The Moscow Russian Winter Festival takes place in Izmailovo Park, where visitors can enjoy troika
rides and hear folk music performances. It takes place on the last week of December and the first week of January.
It is possible to experience Winter Festival activities elsewhere in Moscow, like ice sculpting on Red Square and snowman-building on Arbat Street.
December Nights Festival MoscowDuring the latter half of December and the first couple of weeks of January, the Moscow classical music scene is at its winter height. Both local and international musicians perform during the December Nights Festival in Moscow.
New Year's Celebrations in Moscow

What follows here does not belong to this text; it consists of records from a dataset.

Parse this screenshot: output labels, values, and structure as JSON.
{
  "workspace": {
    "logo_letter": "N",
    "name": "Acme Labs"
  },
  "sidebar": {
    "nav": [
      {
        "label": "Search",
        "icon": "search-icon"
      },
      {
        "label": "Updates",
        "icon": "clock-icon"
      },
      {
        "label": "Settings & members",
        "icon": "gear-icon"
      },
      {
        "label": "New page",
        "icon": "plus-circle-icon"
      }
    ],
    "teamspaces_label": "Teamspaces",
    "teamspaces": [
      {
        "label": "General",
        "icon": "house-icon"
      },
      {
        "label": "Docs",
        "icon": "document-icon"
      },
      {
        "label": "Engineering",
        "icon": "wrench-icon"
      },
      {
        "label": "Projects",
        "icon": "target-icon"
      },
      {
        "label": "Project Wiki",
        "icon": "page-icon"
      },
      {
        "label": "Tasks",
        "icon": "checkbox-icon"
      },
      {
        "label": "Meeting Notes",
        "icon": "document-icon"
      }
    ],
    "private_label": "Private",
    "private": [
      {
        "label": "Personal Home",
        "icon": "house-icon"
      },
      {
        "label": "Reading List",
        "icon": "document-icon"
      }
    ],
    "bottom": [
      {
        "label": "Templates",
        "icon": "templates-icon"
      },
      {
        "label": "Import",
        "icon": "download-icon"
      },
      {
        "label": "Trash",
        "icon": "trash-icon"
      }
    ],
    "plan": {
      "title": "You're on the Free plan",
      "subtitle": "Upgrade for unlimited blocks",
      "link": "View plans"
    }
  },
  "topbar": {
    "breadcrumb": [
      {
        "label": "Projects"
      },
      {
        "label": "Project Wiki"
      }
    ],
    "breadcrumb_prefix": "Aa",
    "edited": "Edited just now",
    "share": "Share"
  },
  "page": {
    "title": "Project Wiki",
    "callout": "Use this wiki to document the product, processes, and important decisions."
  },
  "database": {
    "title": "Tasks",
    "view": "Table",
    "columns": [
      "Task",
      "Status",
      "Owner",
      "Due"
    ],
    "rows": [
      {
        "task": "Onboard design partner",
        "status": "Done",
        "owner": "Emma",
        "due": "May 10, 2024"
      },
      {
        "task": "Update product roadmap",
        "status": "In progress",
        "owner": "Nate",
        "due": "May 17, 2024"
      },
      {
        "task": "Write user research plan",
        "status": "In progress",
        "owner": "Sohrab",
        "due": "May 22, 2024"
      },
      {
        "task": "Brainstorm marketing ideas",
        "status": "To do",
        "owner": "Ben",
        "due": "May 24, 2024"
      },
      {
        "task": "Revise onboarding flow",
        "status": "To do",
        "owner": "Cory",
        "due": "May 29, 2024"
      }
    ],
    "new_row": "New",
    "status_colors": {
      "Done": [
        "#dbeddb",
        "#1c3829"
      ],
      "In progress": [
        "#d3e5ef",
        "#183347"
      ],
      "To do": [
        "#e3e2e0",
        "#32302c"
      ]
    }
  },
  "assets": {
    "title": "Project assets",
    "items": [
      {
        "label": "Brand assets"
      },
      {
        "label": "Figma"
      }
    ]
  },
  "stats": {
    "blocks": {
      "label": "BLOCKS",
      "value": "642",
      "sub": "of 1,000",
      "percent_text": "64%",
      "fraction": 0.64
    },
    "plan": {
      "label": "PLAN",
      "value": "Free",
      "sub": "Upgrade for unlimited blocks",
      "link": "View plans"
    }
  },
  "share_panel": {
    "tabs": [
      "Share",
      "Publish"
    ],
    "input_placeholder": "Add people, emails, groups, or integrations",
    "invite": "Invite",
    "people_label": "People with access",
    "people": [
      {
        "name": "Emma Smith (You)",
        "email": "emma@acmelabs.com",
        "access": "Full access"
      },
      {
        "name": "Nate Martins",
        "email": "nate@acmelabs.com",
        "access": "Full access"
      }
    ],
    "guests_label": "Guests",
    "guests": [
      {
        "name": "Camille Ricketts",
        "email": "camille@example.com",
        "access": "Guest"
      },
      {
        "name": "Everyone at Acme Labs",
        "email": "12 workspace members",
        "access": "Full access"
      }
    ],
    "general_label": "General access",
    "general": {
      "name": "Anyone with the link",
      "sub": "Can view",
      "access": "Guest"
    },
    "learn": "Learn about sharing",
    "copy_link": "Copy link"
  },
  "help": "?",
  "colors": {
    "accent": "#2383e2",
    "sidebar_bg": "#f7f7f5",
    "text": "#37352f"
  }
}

Head to Red Square to join the throngs of celebrants ringing in the new year with the chime of the Kremlin clock tower, which is Moscow's version of watching the ball drop in New York City. Dress warmly, though, because if you think it's cold by day, Moscow at midnight on January 1 takes bravery and and a good pair of warm boots.
Read more about the Russian New Year
Orthodox Christmas falls on December 7, and both the 6th and 7th of December are religious days for Othodox believers. Christmas masses are held in churches throughout the city, but the mass held at the Kremlin is one of the most popular.
Russian Christmastide takes place between January 7 and January 19th. It is closely associated with fortune telling, caroling, and other traditions. On Epiphany, January 19th, taking a swim in icy river water is a tradition for some.
Maslenitsa, a festival leftover from Pagan times, nevertheless corresponds with the Orthodox celebrations of Lent and Easter. This winter festival ushers out the cold weather and welcomes spring with traditional food (like blini, or Russian pancakes, that symbolize the sun), games, performances, and of course plenty of gut-warming vodka.